Your drone comes with a LiPo or a Lithium Polymer battery. Your smartphone has a LiPo battery too. But, the similarity ends there. Drone batteries are comparatively more volatile and dreadfully expensive. Hence, taking care of them should be top priority. Now, not all drones and their batteries are manufactured in the same way. For instance, Phantom batteries will last you longer than Mavic batteries. And Mavic batteries have a longer life compared to Spark batteries. The life of your drone battery depends on three main factors –
So, let us talk about each of these factors.
If you do not fly for a long time, your batteries can go bad quickly. We strongly recommend you have a Flyday every Friday. This is a great way of keeping your battery in mint condition. Moreover, you can continuously improve your flying skills as well. Setting your battery to auto-discharge every 7 days is a great reminder to go out and fly your drone.
If your schedule does not permit you to go out and fly every week, at the very least, you SHOULD fly once every month. Your LiPo batteries have a high chance of failing if your drone remains idle for longer than this. Apart from a 1 week auto discharge, we recommend storing your drone batteries at 30% to 60% of total charge.
Deep cycle your batteries once every ten flights. So, how do you deep cycle your drone batteries? There are two ways to do this –
In the first way, you fly your drone till it is about to lose power. When battery voltage drops to around 3.5 V or 5% of total charge, you can get your drone to hover and then eventually, auto land. Do not forget to roll your drone left and right during auto landing. This toilet bowl movement will extract out all possible charge out from the drone.
Another way of deep cycling your drone batteries is to land your drone but leave the power on. The LiPo battery will exhaust all charge after some time and the drone will automatically power off.
Planning on flying on a balmy summer day? You need to take extra precautions with your drone batteries. First of all, do not charge your batteries when they are too hot. For instance, in the Phantom 4 and Phantom 3, the light closest to the button will start blinking when the drone batteries are really hot. If you press the button, the warning will go away. But, we recommend waiting for at least 30 minutes to let the batteries cool down. Do NOT leave the battery charging when this light is blinking.
Another note of caution here. Do NOT attempt to artificially cool down your battery by putting it in a refrigerator or in front of an air conditioner. By doing so, you will drastically impact the life expectancy of your drone battery.
If you are flying in winter, you will not get as much flight time. In such instances, having a professional case like GPC will really help. Your LiPo batteries will be kept well insulated and warm.
If you are flying in a cold environment and your batteries have been left off in the cold, you can do this – Fire up your drone and leave the power on for a couple of minutes. Do not take off just yet. Turn the drone off and then back on. Doing so will help you get a couple of minutes of extra flight time.
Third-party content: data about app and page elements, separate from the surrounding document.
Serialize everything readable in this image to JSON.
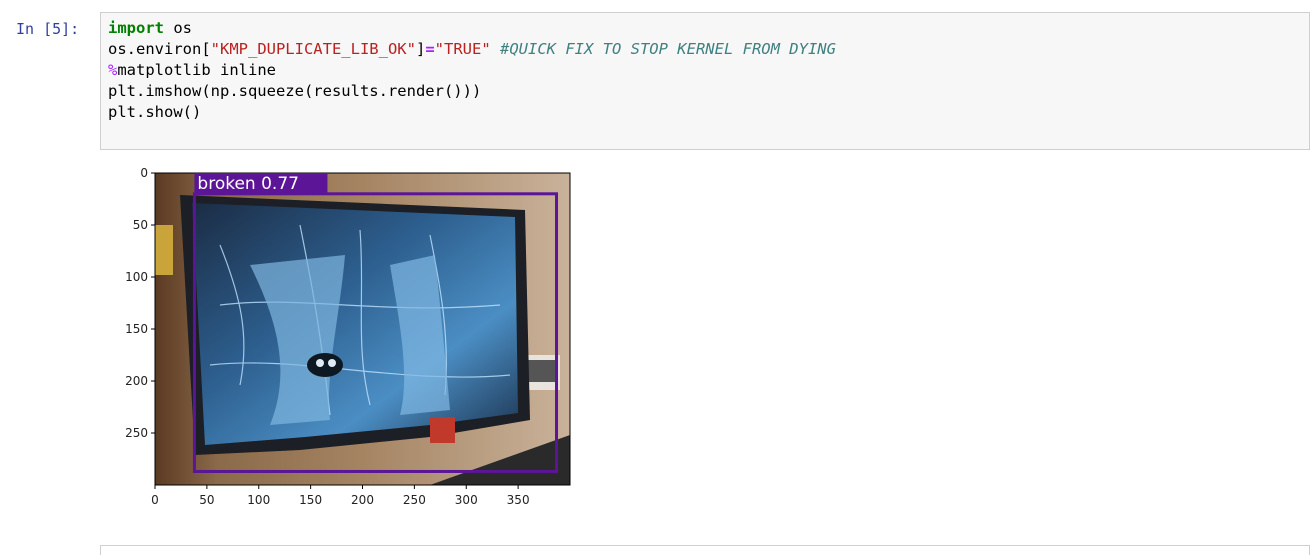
{
  "cell": {
    "prompt": "In [5]:",
    "code_lines": [
      {
        "parts": [
          {
            "t": "import",
            "c": "kw"
          },
          {
            "t": " os",
            "c": ""
          }
        ]
      },
      {
        "parts": [
          {
            "t": "os.environ[",
            "c": ""
          },
          {
            "t": "\"KMP_DUPLICATE_LIB_OK\"",
            "c": "str"
          },
          {
            "t": "]",
            "c": ""
          },
          {
            "t": "=",
            "c": "op"
          },
          {
            "t": "\"TRUE\"",
            "c": "str"
          },
          {
            "t": " ",
            "c": ""
          },
          {
            "t": "#QUICK FIX TO STOP KERNEL FROM DYING",
            "c": "cm"
          }
        ]
      },
      {
        "parts": [
          {
            "t": "%",
            "c": "magic"
          },
          {
            "t": "matplotlib inline",
            "c": ""
          }
        ]
      },
      {
        "parts": [
          {
            "t": "plt.imshow(np.squeeze(results.render()))",
            "c": ""
          }
        ]
      },
      {
        "parts": [
          {
            "t": "plt.show()",
            "c": ""
          }
        ]
      }
    ]
  },
  "plot": {
    "detection_label": "broken 0.77",
    "box_color": "#5b1596",
    "chart_data": {
      "type": "image",
      "xlim": [
        0,
        400
      ],
      "ylim": [
        300,
        0
      ],
      "x_ticks": [
        "0",
        "50",
        "100",
        "150",
        "200",
        "250",
        "300",
        "350"
      ],
      "y_ticks": [
        "0",
        "50",
        "100",
        "150",
        "200",
        "250"
      ],
      "bounding_box": {
        "x1": 38,
        "y1": 20,
        "x2": 387,
        "y2": 287
      }
    }
  }
}
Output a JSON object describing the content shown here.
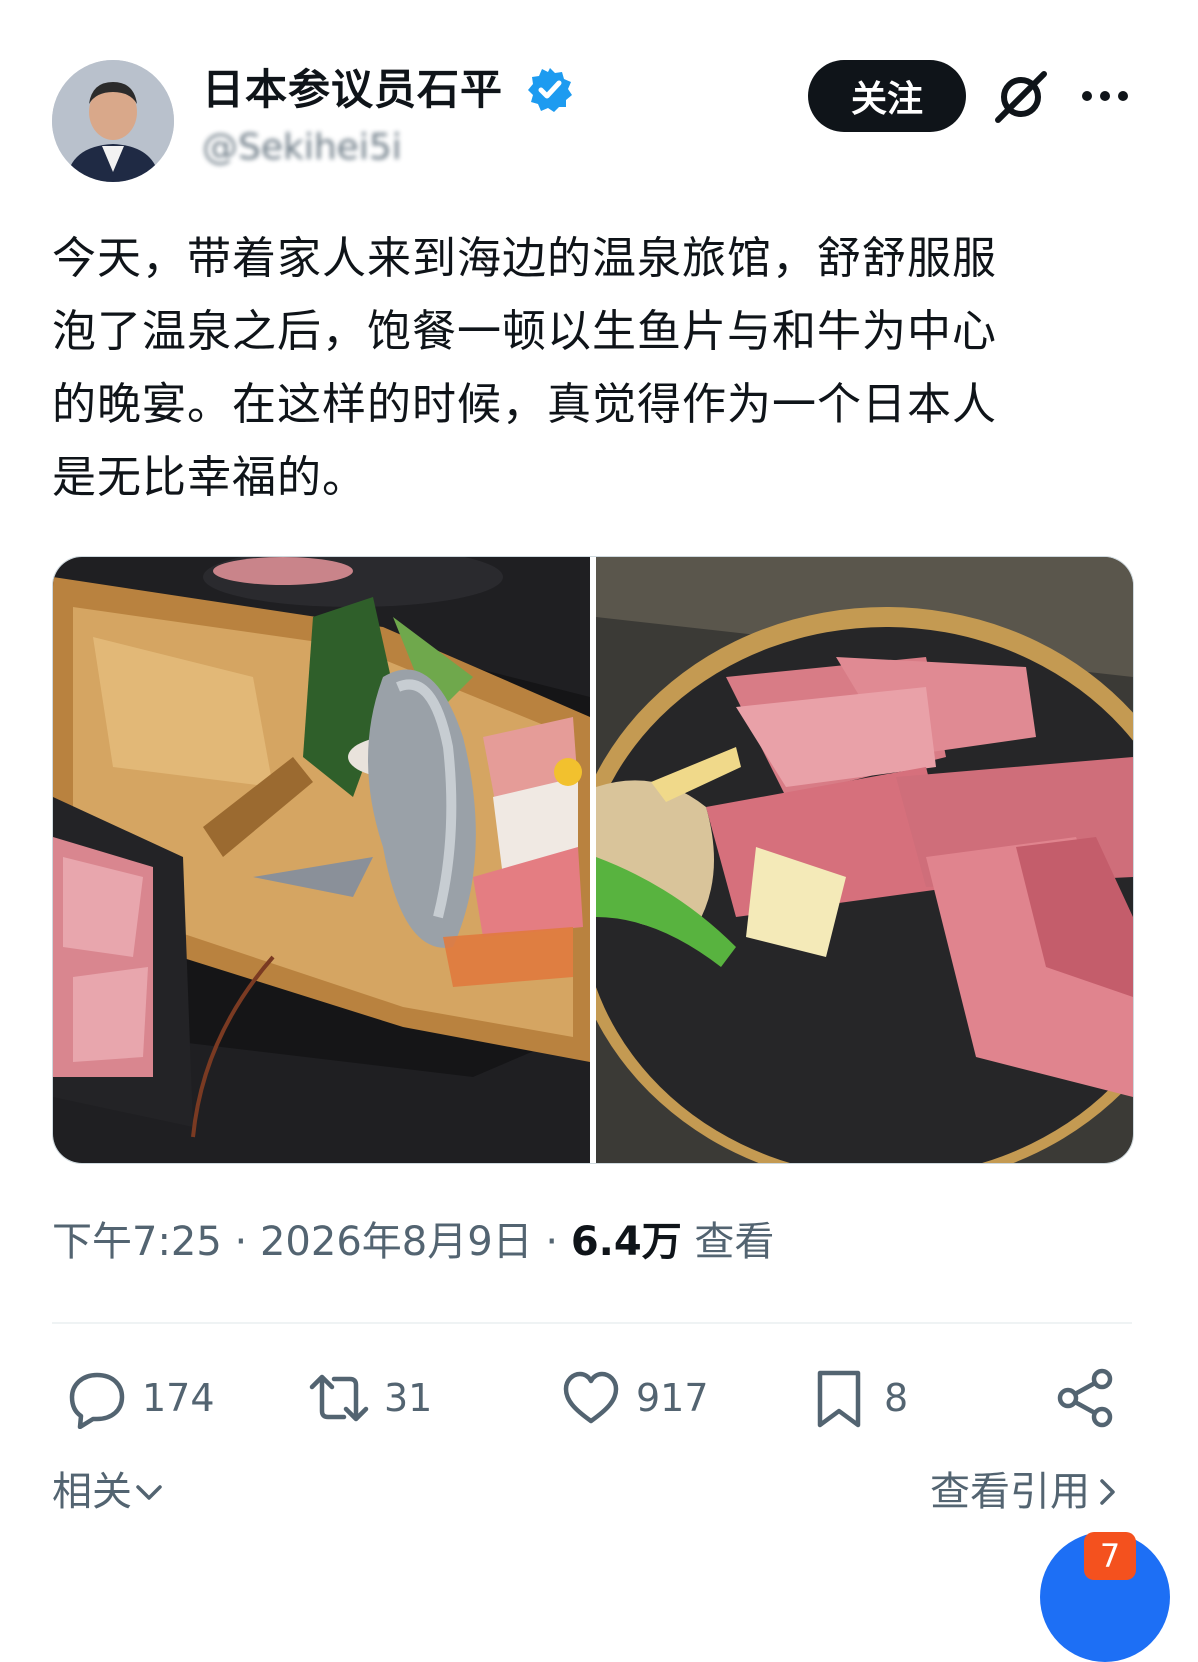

If it is really freezing out there, you can go one step further. First turn on your drone and leave it on for a couple of minutes. Then turn it off. Turn your drone back on and hover at 5 feet for 30 to 60 seconds. Bring the drone back and again turn it off. Turn on your drone again, and you shall be able to squeeze out some additional minutes of flight time.
So, what is the best way to travel with your drone batteries? We recommend avoiding the regional carriers and traveling with an airline like Southwest. Southwest’s entire fleet consists of 737’s. And because you can fit your drone case in the over-head cabinet, this is a great choice for drone pilots. Remember – FAA regulations do not permit storing Lithium Polymer batteries below the deck.
If you are going by road, do NOT leave your drone batteries in the trunk of your car. There have been instances when drone batteries left in pickup trucks have caught fire, and burned a hole right through the steel bed!
Check out our Medium page for more such content
Do not forget to subscribe and Listen to Ask Drone U, the #1 drone podcast
Connect with a vibrant drone community by becoming a Drone U member
Stay up to date on all the latest content released on the Drone U site by getting our weekly newsletter. It's informative, helpful, and easy to get through.